(Beginning of Data supplied)

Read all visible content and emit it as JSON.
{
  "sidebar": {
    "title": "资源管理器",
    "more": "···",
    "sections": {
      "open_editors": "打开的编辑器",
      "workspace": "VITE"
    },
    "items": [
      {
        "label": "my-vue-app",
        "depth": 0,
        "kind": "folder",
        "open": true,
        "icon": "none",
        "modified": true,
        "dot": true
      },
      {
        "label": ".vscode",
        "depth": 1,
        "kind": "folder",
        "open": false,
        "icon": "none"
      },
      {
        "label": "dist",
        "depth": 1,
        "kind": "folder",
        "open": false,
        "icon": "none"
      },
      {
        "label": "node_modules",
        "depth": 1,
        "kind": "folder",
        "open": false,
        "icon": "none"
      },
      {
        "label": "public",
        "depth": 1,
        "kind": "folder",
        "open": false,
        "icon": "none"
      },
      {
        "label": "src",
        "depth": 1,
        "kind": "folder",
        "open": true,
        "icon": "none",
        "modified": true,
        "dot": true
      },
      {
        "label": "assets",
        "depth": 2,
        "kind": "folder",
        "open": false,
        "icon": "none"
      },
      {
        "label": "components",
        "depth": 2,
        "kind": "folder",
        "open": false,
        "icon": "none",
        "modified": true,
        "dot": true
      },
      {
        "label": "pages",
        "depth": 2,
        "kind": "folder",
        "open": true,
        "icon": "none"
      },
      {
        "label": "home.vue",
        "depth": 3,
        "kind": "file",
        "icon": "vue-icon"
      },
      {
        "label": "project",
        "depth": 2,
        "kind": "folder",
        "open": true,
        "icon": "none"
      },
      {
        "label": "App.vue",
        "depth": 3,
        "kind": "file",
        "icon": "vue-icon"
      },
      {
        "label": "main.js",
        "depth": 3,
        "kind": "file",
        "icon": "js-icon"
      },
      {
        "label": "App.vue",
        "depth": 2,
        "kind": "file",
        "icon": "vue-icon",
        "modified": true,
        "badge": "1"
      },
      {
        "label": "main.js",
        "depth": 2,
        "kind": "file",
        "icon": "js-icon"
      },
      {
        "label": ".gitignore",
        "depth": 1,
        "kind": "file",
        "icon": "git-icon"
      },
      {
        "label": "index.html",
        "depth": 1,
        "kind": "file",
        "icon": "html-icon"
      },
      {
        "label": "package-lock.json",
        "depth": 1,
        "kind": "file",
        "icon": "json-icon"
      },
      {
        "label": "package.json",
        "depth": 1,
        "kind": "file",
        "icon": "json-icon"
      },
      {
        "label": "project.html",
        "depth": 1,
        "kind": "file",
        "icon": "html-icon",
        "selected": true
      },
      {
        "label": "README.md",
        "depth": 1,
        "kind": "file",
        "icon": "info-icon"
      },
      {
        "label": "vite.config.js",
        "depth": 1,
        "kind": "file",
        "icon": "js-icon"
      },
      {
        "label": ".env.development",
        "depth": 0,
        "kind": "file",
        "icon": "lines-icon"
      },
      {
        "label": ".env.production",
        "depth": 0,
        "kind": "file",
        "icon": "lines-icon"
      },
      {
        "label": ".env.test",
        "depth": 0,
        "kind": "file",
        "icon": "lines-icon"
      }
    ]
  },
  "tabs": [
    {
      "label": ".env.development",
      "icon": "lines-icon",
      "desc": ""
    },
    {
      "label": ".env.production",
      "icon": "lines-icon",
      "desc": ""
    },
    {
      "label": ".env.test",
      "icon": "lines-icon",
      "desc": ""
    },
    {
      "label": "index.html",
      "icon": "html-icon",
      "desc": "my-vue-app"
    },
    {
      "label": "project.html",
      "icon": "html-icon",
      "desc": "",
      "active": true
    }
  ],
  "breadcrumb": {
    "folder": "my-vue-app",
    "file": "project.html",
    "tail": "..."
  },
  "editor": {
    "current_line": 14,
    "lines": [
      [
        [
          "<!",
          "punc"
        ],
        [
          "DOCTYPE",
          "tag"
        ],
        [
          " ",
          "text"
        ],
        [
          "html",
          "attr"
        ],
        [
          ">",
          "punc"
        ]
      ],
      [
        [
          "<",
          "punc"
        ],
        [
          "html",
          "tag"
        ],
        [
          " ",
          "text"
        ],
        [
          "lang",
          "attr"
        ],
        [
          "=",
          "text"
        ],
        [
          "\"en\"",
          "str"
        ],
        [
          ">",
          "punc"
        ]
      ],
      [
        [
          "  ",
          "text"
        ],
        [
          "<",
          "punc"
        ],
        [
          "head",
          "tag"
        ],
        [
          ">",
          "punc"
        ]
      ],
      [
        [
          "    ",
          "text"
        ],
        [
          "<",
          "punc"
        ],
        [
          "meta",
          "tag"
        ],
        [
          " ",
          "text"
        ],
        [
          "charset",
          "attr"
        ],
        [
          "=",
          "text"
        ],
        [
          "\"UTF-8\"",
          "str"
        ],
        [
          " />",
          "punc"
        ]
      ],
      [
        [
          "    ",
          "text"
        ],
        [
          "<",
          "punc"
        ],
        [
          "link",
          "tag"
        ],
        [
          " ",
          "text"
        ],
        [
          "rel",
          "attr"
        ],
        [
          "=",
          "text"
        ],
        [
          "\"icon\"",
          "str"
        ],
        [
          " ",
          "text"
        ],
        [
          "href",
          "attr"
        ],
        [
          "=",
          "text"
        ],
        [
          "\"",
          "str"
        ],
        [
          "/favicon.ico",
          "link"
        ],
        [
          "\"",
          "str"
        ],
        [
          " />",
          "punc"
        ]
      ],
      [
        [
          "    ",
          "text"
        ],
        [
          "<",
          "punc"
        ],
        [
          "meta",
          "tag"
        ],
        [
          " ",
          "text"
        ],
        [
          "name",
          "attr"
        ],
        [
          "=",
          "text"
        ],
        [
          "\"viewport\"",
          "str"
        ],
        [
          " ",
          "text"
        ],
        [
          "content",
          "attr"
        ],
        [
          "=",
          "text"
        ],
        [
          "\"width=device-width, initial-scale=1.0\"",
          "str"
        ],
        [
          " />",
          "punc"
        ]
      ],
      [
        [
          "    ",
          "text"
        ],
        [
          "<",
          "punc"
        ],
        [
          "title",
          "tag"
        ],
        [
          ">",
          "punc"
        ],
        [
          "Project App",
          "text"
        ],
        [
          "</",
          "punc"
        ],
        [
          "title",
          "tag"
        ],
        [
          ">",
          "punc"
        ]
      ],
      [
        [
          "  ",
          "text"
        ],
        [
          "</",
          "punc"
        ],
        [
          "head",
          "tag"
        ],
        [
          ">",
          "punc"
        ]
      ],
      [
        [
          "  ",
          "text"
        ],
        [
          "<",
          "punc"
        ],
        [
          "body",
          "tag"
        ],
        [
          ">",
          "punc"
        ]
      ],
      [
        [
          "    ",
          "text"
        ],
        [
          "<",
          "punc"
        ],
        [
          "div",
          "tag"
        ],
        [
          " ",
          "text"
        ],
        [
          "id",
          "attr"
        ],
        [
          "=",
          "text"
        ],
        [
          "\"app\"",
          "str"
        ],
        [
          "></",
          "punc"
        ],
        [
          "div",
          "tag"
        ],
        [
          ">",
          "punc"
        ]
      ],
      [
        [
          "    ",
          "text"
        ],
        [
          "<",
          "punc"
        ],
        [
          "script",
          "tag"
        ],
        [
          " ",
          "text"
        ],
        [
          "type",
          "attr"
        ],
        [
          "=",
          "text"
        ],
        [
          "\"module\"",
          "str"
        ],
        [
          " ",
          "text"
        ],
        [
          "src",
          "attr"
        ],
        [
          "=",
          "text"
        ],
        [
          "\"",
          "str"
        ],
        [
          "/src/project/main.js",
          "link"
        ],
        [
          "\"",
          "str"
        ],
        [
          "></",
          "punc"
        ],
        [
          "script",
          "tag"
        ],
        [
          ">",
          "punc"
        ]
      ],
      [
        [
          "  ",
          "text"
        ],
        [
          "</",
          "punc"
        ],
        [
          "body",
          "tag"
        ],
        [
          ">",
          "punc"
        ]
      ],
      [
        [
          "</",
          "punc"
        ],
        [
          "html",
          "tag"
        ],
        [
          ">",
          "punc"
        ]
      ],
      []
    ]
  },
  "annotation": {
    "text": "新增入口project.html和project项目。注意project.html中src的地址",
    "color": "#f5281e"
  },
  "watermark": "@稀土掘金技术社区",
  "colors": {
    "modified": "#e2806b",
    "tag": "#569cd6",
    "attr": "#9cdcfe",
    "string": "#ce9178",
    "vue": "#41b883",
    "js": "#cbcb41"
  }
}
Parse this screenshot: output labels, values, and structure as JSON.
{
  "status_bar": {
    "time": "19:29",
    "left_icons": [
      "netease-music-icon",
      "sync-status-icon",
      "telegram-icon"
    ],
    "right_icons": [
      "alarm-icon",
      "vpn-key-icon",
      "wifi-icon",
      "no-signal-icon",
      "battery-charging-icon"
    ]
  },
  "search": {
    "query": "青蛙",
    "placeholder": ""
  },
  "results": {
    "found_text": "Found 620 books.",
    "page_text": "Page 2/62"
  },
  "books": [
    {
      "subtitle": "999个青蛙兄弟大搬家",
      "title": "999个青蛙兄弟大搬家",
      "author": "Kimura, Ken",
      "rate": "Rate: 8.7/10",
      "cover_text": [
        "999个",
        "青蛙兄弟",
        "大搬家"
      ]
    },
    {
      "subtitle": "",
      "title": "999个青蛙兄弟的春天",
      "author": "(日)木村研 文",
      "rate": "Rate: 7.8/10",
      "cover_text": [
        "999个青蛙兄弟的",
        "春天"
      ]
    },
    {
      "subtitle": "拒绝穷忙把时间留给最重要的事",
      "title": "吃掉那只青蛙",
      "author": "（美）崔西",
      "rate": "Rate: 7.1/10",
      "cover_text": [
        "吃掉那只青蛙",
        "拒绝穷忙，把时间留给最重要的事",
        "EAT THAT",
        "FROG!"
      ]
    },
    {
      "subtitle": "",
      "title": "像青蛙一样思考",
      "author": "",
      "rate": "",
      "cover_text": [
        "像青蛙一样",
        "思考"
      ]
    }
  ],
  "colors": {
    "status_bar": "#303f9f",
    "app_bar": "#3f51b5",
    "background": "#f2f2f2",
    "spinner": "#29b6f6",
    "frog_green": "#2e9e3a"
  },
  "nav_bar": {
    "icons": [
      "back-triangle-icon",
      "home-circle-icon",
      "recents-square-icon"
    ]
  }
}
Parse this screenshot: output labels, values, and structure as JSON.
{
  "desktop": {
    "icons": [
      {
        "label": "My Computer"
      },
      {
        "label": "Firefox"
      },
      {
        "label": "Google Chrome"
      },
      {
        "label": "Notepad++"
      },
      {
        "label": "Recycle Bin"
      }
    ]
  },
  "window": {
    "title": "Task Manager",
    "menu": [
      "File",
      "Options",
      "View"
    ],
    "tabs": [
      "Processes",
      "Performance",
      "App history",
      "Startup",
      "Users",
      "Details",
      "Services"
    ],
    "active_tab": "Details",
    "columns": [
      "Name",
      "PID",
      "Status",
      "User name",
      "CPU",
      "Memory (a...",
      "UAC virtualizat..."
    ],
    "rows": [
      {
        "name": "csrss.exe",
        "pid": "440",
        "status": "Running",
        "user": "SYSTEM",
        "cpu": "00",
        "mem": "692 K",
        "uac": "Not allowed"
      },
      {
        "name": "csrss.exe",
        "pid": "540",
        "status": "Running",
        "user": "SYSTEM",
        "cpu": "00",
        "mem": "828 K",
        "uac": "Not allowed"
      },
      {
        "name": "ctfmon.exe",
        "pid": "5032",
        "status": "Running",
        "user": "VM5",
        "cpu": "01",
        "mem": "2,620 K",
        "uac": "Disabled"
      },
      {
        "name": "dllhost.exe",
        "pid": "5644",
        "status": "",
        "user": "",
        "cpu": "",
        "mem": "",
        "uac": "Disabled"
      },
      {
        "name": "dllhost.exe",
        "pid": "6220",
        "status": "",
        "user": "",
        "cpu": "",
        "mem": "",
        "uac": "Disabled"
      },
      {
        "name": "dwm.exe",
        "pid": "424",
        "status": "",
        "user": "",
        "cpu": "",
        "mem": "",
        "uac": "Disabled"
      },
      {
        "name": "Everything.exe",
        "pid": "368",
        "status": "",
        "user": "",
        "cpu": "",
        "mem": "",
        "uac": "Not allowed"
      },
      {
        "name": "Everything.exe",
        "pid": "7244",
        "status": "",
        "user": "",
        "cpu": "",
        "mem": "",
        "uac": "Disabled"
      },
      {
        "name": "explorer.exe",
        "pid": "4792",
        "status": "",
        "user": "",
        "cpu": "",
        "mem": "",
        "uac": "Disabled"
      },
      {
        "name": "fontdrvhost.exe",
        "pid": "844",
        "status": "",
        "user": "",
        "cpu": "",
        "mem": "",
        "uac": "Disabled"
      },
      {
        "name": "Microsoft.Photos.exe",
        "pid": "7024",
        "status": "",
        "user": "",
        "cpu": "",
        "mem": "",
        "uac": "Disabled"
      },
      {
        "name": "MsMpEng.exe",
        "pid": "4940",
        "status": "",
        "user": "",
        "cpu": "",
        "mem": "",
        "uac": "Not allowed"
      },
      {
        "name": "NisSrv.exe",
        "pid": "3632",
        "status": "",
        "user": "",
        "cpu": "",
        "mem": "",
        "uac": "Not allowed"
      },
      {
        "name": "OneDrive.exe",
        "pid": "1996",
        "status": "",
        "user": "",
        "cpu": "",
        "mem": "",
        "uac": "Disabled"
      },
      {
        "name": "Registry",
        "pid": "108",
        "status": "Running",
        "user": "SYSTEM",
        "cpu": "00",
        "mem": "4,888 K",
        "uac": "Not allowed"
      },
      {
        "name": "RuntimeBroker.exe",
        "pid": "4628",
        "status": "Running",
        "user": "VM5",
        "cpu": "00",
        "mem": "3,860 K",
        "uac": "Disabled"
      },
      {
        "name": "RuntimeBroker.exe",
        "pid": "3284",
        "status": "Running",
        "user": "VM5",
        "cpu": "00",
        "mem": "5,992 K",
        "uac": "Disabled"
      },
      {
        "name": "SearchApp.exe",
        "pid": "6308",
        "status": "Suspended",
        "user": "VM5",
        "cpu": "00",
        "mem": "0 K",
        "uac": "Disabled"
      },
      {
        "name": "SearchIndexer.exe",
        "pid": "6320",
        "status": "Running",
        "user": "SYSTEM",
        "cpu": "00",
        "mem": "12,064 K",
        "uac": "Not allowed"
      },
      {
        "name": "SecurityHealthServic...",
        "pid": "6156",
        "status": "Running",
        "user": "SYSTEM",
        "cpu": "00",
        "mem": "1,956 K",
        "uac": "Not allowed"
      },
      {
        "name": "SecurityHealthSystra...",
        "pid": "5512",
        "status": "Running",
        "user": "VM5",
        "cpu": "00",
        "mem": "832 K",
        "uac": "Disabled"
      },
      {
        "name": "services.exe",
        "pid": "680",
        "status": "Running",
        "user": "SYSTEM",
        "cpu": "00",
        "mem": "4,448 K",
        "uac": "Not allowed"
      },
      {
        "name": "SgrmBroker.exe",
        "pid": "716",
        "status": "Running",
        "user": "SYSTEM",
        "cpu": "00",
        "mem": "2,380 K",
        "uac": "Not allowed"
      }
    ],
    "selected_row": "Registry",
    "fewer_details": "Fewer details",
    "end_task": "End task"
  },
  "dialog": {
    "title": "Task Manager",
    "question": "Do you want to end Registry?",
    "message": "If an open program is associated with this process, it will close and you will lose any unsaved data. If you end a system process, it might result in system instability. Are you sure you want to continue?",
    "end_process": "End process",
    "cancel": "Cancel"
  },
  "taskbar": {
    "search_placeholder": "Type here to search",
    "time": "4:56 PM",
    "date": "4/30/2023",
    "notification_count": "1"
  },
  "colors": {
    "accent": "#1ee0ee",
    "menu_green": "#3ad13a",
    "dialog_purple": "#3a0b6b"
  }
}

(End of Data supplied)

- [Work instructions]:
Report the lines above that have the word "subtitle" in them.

- [Expected answer]:
      "subtitle": "999个青蛙兄弟大搬家",
      "subtitle": "",
      "subtitle": "拒绝穷忙把时间留给最重要的事",
      "subtitle": "",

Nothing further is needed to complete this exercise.